“We know campuses are struggling to collect data,” said Cheryl L. Miller, vice president of the company. "If you want something to change you have to measure it. You can’t report progress or know whether you’re making progress if you’re not measuring.”
Miller said that campuses are struggling in particular to quantify things like how daily commuting affects their carbon footprint. (Her company does such a calculation using professors' and administrators' zip codes and measuring distance from campus.) One audience member said it's also hard to know how products purchased by the university factor into those measurements.
“It’s all about triaging and picking a few things -- you can't measure everything," Miller said.

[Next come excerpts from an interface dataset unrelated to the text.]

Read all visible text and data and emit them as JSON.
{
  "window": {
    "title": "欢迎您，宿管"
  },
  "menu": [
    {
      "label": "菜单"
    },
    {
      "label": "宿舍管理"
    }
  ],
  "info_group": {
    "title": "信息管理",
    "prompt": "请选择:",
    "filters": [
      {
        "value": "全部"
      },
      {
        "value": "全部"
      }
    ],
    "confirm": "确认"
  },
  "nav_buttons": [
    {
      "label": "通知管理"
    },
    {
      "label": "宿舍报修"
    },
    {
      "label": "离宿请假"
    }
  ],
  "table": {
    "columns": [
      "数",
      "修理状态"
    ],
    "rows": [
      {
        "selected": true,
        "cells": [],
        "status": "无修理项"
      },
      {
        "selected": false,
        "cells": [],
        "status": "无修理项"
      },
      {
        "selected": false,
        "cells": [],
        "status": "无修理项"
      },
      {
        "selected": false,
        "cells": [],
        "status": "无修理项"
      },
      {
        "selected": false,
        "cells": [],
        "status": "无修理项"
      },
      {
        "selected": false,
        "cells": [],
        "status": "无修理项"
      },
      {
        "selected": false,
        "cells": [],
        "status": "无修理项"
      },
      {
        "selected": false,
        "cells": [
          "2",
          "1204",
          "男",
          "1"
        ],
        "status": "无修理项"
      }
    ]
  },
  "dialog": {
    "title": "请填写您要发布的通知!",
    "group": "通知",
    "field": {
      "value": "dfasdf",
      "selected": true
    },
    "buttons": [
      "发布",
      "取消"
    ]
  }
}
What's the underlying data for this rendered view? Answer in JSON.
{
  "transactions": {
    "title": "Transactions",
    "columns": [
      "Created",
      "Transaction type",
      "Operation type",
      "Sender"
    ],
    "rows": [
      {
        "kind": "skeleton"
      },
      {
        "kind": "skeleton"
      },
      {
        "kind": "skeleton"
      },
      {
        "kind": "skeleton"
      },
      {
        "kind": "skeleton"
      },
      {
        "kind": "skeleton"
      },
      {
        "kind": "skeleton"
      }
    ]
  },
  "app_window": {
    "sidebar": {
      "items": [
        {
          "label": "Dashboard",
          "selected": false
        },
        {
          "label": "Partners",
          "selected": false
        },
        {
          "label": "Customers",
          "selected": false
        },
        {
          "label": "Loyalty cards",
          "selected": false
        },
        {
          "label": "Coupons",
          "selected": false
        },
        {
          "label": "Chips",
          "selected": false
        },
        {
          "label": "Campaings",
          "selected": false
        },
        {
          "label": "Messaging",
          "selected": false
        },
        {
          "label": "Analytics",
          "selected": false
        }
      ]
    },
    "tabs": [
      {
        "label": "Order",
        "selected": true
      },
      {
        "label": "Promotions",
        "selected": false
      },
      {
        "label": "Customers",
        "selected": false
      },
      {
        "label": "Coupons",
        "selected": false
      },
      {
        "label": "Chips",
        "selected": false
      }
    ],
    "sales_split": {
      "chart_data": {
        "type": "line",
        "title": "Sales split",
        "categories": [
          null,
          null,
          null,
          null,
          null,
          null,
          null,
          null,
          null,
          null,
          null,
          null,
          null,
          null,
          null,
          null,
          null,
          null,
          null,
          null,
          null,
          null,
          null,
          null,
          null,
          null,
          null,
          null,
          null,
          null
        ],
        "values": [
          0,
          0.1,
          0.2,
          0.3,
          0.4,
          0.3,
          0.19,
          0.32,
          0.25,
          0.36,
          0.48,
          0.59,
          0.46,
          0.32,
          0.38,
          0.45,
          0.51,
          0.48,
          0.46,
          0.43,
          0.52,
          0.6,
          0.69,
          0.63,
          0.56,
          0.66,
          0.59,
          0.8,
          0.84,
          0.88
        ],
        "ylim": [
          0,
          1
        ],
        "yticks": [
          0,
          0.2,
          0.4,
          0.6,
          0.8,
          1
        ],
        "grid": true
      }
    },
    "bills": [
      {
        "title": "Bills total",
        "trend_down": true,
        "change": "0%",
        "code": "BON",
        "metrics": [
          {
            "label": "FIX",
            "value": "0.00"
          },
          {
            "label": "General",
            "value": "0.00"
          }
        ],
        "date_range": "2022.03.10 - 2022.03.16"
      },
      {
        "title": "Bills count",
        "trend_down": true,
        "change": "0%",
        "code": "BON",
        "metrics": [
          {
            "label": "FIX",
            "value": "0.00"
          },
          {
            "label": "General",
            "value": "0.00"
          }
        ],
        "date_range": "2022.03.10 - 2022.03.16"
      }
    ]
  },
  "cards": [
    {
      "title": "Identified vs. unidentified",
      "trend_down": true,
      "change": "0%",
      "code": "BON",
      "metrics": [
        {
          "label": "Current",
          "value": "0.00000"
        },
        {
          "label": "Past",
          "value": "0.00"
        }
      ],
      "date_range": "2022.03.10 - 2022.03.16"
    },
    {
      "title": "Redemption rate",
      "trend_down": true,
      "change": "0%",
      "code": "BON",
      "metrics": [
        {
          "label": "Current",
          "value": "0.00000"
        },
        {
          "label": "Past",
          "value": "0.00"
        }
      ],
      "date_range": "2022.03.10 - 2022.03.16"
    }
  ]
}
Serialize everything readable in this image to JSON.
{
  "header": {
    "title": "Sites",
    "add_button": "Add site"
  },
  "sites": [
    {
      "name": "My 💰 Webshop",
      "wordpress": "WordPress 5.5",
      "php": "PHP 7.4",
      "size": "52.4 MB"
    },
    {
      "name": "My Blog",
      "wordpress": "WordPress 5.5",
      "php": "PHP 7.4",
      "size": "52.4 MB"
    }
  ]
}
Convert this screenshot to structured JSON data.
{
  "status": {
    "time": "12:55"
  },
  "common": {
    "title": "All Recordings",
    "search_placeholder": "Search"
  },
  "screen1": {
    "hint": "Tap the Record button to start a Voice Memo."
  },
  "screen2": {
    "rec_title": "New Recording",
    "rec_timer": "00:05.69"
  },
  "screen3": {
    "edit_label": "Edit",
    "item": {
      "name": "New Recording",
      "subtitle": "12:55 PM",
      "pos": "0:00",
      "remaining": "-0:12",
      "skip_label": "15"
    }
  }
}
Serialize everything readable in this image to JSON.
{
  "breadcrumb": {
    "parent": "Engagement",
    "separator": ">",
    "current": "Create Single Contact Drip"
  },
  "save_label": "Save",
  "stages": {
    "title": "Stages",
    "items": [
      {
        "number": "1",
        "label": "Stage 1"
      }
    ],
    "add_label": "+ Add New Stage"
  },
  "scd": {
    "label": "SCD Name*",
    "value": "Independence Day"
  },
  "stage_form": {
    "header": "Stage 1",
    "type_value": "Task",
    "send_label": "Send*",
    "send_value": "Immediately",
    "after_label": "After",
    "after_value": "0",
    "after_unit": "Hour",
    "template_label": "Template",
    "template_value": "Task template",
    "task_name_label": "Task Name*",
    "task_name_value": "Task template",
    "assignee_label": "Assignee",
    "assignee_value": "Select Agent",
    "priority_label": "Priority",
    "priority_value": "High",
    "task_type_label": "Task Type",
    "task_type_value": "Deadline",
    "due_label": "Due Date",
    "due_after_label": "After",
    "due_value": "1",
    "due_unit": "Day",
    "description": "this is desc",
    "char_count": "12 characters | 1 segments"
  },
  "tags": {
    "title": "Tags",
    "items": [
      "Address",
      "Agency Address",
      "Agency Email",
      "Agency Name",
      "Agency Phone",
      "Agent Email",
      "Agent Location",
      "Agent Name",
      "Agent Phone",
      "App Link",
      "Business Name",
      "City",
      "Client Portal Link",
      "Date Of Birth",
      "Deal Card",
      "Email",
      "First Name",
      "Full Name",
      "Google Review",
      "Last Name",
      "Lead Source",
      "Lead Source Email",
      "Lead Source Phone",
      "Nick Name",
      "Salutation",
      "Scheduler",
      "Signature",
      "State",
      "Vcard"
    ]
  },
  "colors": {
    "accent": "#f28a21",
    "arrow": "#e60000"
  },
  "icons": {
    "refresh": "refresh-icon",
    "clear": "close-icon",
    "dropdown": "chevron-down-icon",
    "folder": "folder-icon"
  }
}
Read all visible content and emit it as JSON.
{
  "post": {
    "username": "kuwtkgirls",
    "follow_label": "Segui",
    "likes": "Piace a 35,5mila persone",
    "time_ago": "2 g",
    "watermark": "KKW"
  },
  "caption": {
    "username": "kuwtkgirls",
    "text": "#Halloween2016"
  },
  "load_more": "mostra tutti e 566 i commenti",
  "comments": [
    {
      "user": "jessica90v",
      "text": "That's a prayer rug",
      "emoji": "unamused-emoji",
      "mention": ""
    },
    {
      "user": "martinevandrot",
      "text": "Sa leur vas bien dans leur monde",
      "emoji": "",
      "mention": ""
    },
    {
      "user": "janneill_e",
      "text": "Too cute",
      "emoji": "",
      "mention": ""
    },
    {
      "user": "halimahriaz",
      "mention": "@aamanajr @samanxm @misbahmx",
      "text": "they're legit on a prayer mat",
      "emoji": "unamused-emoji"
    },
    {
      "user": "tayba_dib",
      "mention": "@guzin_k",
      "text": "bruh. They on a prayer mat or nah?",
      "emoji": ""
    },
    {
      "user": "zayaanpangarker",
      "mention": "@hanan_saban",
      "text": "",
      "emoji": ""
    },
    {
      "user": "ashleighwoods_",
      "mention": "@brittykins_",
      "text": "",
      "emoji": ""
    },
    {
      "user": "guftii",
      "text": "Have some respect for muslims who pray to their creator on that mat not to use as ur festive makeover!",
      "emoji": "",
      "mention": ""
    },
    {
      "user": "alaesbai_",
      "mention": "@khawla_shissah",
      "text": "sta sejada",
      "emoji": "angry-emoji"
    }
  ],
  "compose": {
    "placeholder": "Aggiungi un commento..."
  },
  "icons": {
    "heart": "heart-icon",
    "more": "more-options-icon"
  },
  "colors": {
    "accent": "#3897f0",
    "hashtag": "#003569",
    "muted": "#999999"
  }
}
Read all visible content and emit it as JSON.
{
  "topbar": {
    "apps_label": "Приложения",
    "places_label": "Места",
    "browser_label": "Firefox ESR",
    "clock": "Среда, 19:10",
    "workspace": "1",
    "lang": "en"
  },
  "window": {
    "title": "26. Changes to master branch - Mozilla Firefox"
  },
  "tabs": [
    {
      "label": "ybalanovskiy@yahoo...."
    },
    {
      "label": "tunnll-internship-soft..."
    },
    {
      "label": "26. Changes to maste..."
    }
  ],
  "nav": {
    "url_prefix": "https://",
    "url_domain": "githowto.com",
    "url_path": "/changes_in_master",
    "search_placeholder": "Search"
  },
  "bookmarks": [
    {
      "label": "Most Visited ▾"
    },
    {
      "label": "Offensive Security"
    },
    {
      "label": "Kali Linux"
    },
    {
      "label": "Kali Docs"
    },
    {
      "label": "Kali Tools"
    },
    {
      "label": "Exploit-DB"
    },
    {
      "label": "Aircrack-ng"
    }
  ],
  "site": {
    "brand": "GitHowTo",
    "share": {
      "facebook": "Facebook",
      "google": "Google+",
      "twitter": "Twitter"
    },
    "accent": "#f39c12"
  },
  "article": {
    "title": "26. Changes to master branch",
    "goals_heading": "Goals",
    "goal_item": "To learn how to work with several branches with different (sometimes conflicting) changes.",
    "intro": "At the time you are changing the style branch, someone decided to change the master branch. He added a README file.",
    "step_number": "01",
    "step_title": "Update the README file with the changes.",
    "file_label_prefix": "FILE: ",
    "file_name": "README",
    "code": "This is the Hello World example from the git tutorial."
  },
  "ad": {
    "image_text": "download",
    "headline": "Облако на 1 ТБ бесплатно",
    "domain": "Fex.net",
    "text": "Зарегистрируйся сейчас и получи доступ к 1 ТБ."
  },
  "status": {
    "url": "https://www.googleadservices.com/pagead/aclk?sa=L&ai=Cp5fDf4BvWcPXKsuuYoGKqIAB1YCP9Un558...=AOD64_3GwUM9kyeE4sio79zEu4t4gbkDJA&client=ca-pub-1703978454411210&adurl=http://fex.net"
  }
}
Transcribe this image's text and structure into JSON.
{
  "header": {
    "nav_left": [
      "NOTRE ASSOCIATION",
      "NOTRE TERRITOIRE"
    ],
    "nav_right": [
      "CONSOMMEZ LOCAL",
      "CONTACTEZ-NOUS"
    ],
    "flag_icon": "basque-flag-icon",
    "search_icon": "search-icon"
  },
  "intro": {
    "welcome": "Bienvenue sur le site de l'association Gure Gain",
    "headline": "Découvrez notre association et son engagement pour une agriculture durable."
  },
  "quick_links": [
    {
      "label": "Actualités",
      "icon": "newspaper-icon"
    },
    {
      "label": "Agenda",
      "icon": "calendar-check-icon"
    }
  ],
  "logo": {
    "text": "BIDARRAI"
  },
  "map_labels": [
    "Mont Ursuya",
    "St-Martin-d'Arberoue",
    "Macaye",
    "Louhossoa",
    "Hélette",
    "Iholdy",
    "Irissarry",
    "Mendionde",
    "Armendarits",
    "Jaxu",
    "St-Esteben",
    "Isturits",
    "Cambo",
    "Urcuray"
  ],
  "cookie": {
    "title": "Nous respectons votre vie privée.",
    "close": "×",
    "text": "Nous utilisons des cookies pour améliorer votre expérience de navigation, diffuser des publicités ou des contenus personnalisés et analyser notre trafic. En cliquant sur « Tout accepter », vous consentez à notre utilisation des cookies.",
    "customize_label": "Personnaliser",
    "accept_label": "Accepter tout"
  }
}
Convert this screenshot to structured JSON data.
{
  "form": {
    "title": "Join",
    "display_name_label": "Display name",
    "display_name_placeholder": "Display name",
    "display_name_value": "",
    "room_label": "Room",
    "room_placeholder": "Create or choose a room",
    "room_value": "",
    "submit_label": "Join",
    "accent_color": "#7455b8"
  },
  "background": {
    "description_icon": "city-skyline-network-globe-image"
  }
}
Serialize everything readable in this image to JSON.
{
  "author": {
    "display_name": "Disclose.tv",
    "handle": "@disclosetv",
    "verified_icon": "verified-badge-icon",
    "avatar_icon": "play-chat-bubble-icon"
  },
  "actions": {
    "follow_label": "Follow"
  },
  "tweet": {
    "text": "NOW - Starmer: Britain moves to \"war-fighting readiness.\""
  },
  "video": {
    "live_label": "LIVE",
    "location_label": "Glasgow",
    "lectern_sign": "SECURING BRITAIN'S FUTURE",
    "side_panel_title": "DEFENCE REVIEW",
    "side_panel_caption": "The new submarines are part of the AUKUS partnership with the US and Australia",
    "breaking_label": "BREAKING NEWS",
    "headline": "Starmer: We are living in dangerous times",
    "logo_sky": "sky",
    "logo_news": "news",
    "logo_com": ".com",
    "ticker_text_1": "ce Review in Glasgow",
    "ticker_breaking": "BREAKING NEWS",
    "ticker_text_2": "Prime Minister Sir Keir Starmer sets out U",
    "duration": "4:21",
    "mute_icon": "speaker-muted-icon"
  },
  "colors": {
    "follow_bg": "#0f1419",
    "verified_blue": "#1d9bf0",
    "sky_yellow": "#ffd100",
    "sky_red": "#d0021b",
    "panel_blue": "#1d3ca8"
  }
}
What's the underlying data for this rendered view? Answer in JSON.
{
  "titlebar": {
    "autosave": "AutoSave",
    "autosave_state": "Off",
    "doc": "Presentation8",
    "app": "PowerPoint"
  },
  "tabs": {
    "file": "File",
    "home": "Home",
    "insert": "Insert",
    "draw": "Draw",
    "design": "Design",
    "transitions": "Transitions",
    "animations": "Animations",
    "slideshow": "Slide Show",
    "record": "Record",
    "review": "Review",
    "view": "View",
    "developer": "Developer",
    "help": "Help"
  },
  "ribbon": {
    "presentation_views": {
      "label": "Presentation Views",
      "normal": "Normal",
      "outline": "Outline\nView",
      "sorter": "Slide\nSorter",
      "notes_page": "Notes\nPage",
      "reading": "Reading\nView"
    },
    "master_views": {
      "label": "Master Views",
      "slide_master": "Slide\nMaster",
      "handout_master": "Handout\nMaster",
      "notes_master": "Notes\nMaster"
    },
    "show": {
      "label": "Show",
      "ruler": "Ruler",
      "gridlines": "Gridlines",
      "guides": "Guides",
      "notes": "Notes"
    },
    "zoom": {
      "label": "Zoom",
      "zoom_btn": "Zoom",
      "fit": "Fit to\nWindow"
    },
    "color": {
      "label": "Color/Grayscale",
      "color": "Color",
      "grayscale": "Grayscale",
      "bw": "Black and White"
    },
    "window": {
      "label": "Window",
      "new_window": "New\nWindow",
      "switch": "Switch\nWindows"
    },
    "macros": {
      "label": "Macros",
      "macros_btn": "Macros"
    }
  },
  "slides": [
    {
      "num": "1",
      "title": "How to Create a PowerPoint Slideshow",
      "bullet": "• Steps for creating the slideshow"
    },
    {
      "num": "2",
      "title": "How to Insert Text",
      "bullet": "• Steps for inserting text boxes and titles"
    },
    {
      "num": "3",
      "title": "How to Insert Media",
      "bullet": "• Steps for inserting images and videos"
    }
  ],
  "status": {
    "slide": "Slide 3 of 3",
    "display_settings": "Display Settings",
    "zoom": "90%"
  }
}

For instance, Thompson said, Vermont's campus farms have a problem of manure seeping into rivers during rainfall and polluting the water. "Why collect data on that?" she said. "You don't need to spend all your time measuring; you need to get on with fixing the problems."
Miller and Thompson spoke about the pilot program during a session titled "Your Carbon Footprint -- Separating Fact From Fiction." Students often say that the biggest issue in carbon reduction has to do with cars on campus. Not so, the speakers said. “If you're going to put your hands around something, start with energy reductions [in buildings]," Miller said.
She added that sustainability leaders have yet to agree on the best way of communicating energy savings, but that many are leaning toward a savings-per-full-time-student measurement. What's important, Miller said, is that colleges are comparing themselves to institutions that are similar in size and that are in their same region.
"Campuses that use a ton of energy but are reducing their consumption slowly can look good in some measurements," Miller said. "It looks like they are doing a great job, but they’re off the charts because of the point where they started. It’s important to look at context.”
An Environmental Clearinghouse
In the past several years, higher education associations dedicated to sustainability have collected myriad data and anecdotes from colleges, and assembled best practices on issues ranging from campus planning to energy policies.
Now comes another environmental resource center, this one tailored to business/finance, environmental health/safety, and facilities officers. “CampusERC,” a clearinghouse developed by NACUBO in collaboration with several higher education groups and rolled out in conjunction with the conference, is a mixture of news, best practices in environmental management, case studies and links to documents aimed at helping campus officials understand what they have to do to comply with environmental regulations issued by the EPA.
NACUBO entered into a cooperative agreement with the EPA, which is funding the site for several years, said Michele Madia, director of environmental leadership at the association.
Thomas P. Balf, a consultant to NACUBO who is helping to oversee the Web site, said that if you’re a campus planner you'll likely turn to the Society for College and University Planning, if you're a sustainability officer your hub is AASHE, but if you're in one of the groups listed above and need state-by-state information on regulations and how colleges have dealt with compliance issues, the site would prove helpful.
Balf is compiling articles, culling environmental information available on other university sites and tracking the federal registry in order to regularly update the site. The idea is that when users choose a particular topic, say pesticides, they will see best practices lists and related articles.
“We’re gathering disparate pieces and putting it into a central repository," he said. "But I don’t want it to be so large that it becomes a Google search.”